- _Task_:
Determine how many lines in the listing that follows include "JSON". Answer only with that number.

- _Extracted records_:
◇ ◇ ◇

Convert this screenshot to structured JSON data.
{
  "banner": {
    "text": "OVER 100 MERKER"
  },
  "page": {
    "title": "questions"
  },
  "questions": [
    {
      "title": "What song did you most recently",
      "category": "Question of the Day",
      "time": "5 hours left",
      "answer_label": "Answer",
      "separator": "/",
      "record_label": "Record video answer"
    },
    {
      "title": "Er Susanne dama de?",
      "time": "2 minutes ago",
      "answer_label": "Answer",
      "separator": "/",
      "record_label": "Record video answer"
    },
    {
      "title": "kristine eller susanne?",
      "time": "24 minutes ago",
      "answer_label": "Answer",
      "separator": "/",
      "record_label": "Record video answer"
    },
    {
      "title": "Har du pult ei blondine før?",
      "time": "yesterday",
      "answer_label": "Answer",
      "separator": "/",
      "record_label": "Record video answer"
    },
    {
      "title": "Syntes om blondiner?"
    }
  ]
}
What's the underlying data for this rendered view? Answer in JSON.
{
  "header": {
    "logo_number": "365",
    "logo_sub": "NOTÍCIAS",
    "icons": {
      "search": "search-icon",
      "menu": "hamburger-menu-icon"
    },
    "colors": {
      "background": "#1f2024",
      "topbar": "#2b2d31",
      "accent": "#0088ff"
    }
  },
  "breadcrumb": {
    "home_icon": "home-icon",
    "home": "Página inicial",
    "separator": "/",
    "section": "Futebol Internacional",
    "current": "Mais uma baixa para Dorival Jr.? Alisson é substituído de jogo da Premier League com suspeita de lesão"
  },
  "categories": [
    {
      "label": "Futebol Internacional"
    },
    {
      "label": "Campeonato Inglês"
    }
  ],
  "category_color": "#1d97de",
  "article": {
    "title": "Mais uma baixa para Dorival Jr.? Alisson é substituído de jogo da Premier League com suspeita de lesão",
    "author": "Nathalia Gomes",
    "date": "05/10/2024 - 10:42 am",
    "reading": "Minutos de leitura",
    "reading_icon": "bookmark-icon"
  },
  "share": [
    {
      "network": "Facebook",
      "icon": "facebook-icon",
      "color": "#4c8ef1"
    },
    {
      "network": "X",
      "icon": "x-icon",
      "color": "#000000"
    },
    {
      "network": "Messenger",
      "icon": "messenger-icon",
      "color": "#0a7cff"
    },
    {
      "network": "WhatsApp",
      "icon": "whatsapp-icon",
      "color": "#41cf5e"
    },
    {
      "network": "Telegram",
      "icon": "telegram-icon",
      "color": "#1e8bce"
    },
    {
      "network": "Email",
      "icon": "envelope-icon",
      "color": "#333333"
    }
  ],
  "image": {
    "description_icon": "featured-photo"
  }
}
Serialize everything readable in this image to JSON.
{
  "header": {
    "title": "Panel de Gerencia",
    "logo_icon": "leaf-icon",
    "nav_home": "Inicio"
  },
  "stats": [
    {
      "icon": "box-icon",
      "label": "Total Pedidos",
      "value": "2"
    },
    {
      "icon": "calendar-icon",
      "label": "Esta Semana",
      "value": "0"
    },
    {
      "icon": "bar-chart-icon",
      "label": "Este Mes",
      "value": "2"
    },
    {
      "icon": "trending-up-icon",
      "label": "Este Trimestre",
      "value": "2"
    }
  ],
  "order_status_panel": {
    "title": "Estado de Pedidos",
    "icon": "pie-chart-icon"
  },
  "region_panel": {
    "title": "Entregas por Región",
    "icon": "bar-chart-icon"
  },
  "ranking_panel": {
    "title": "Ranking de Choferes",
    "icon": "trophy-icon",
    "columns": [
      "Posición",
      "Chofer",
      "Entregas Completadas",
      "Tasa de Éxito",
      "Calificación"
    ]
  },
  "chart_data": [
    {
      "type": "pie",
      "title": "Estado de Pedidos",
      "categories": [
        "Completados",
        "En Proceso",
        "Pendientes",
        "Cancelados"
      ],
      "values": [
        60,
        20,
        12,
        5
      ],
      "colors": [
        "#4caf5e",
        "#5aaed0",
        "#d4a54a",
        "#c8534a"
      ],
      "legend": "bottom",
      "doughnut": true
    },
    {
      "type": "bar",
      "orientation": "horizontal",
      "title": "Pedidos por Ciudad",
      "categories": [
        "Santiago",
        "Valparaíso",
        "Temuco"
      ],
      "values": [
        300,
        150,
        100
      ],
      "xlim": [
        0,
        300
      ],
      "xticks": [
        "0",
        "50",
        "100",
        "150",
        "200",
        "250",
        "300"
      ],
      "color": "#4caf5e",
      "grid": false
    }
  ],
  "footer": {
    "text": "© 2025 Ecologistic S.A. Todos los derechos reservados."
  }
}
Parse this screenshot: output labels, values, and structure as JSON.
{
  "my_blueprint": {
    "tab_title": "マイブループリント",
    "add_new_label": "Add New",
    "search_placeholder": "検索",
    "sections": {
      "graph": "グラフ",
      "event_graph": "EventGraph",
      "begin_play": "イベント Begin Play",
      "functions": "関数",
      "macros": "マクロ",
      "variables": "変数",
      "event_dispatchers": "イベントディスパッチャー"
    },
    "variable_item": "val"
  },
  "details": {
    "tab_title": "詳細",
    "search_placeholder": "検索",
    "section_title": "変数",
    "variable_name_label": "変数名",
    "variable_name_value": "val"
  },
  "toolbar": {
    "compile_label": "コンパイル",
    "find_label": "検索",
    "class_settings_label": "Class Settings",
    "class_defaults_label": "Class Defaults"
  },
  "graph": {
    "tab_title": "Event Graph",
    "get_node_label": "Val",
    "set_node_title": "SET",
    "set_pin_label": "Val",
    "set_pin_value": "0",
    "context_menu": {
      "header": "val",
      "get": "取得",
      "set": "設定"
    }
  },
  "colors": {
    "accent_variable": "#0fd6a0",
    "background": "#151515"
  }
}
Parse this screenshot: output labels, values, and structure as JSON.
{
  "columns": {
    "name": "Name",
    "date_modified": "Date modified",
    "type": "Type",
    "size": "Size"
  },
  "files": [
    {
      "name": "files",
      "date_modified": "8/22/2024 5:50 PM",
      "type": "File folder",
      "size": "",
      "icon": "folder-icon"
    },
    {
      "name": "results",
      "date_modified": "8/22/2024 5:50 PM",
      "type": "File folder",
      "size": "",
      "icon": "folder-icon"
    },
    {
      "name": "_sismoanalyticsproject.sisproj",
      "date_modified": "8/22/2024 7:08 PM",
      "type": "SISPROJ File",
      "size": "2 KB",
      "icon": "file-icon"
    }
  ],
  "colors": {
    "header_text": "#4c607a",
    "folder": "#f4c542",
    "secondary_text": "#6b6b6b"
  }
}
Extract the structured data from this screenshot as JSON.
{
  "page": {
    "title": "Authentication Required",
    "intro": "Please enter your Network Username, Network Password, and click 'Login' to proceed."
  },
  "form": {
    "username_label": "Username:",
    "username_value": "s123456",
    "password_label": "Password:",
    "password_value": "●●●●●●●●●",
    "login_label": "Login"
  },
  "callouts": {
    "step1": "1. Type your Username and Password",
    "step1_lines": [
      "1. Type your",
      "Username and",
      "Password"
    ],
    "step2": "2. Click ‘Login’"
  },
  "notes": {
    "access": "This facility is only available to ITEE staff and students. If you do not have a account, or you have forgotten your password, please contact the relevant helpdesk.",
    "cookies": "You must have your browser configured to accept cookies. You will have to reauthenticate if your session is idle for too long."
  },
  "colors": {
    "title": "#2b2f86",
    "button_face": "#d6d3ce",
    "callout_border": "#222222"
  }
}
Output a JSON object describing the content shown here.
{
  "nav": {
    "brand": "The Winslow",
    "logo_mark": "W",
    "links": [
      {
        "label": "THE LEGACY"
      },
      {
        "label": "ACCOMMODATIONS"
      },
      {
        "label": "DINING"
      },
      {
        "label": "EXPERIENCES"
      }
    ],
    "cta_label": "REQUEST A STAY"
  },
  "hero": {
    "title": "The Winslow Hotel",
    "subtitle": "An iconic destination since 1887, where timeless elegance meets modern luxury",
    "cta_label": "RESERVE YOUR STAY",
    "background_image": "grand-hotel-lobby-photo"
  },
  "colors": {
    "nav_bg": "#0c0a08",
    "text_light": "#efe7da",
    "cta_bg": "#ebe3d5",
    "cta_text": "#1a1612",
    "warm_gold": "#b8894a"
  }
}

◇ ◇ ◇

- _Task result_:
7